    It’s entirely possible that you’d attract more patrons than you’d turn away, and this is exciting. We love the zeitgeist. But no amount of cool factor is worth completely stripping reference service of its confidentiality.

    Go ahead, show a feed on a password-protected site for reference staff. And publicly, it’s fine to post the text of some reference questions, but not all of them, and not unconditionally and without any other choice for patrons.

    The burden is on us to get permission before publishing reference questions. Opting in could also give warning to patrons to exclude personal information so you won’t have to worry about scrubbing it out so much.

    You’ll still want to watch out for naughty words and spammers – I love naughty words, but mindless, CIPA-compliant filtering software loaded on school and library computers does not.

    It is worth making the effort to do this sort of thing right. And yeah, I have ways to do it ;)

  • http://www.oregonlibraries.net/buzz caleb

    No. It would be cool if patrons *opted in* to a Twitter feed or web page showing their questions.

    Anonymity is not mutually exclusive to invasion of privacy. If you walk up to me and take my picture without asking and you don’t know my name, it doesn’t make it alright.

    If I’m a patron and I have a question, and I can tell it’s going to be posted on a website for everyone else to see, I might not even ask. You would rob me of access to reference services.

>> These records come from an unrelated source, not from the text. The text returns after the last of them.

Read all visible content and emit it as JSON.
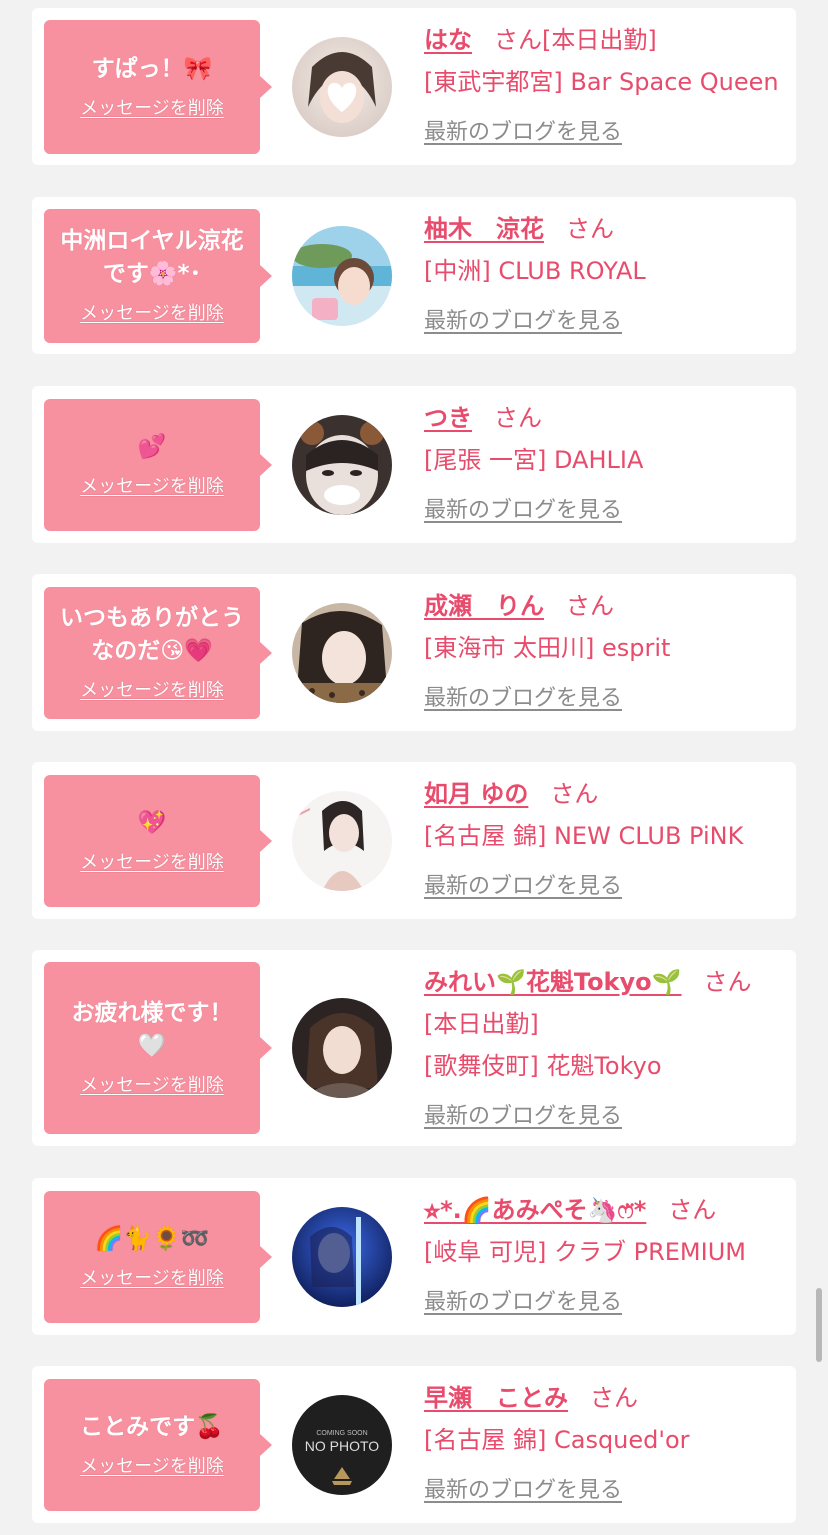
{
  "delete_label": "メッセージを削除",
  "blog_label": "最新のブログを見る",
  "honorific": "さん",
  "colors": {
    "page_bg": "#f2f2f2",
    "card_bg": "#ffffff",
    "bubble": "#f7909f",
    "accent": "#e84c6c",
    "link_gray": "#8c8c8c"
  },
  "messages": [
    {
      "bubble_text": "すぱっ！🎀",
      "name": "はな",
      "name_suffix": "[本日出勤]",
      "lines": [
        "[東武宇都宮] Bar Space Queen"
      ],
      "avatar_icon": "avatar-photo-heart-face"
    },
    {
      "bubble_text": "中洲ロイヤル涼花\nです🌸*･",
      "name": "柚木　涼花",
      "name_suffix": "",
      "lines": [
        "[中洲] CLUB ROYAL"
      ],
      "avatar_icon": "avatar-photo-beach"
    },
    {
      "bubble_text": "💕",
      "name": "つき",
      "name_suffix": "",
      "lines": [
        "[尾張 一宮] DAHLIA"
      ],
      "avatar_icon": "avatar-photo-bear-ears"
    },
    {
      "bubble_text": "いつもありがとう\nなのだ😘💗",
      "name": "成瀬　りん",
      "name_suffix": "",
      "lines": [
        "[東海市 太田川] esprit"
      ],
      "avatar_icon": "avatar-photo-leopard"
    },
    {
      "bubble_text": "💖",
      "name": "如月 ゆの",
      "name_suffix": "",
      "lines": [
        "[名古屋 錦] NEW CLUB PiNK"
      ],
      "avatar_icon": "avatar-photo-white"
    },
    {
      "bubble_text": "お疲れ様です！\n🤍",
      "name": "みれい🌱花魁Tokyo🌱",
      "name_suffix": "",
      "lines": [
        "[本日出勤]",
        "[歌舞伎町] 花魁Tokyo"
      ],
      "avatar_icon": "avatar-photo-dark-hair"
    },
    {
      "bubble_text": "🌈🐈🌻➿",
      "name": "⭐︎*.🌈あみぺそ🦄ෆ̈*",
      "name_suffix": "",
      "lines": [
        "[岐阜 可児] クラブ PREMIUM"
      ],
      "avatar_icon": "avatar-photo-blue-light"
    },
    {
      "bubble_text": "ことみです🍒",
      "name": "早瀬　ことみ",
      "name_suffix": "",
      "lines": [
        "[名古屋 錦] Casqued'or"
      ],
      "avatar_icon": "avatar-no-photo",
      "avatar_text_small": "COMING SOON",
      "avatar_text": "NO PHOTO"
    }
  ]
}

    It’s entirely possible that you’d attract more patrons than you’d turn away, and this is exciting. We love the zeitgeist. But no amount of cool factor is worth completely stripping reference service of its confidentiality.

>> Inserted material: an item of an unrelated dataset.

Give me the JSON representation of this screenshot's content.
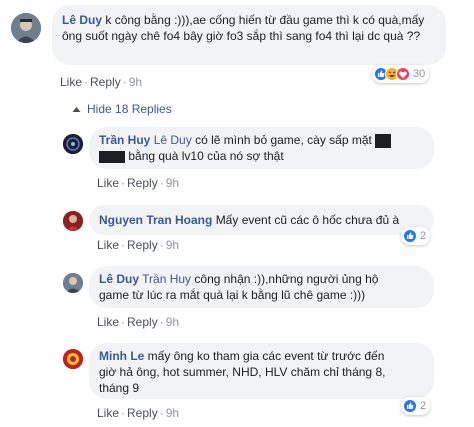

    Go ahead, show a feed on a password-protected site for reference staff. And publicly, it’s fine to post the text of some reference questions, but not all of them, and not unconditionally and without any other choice for patrons.

    The burden is on us to get permission before publishing reference questions. Opting in could also give warning to patrons to exclude personal information so you won’t have to worry about scrubbing it out so much.

    You’ll still want to watch out for naughty words and spammers – I love naughty words, but mindless, CIPA-compliant filtering software loaded on school and library computers does not.

    It is worth making the effort to do this sort of thing right. And yeah, I have ways to do it ;)

  • http://www.hcpl.net/ Grace Lillevig

    I’m piggybacking on Linda’s comment above and wanted to give a link to our Twitter feed of comments for iHCPL – http://twitter.com/ihcpl. This has been a great way for us to capture comments for our 23 Things program – http://ihcpl.blogspot.com/.

  • http://www.hcpl.net Grace Lillevig

    I’m piggybacking on Linda’s comment above and wanted to give a link to our Twitter feed of comments for iHCPL – http://twitter.com/ihcpl. This has been a great way for us to capture comments for our 23 Things program – http://ihcpl.blogspot.com/.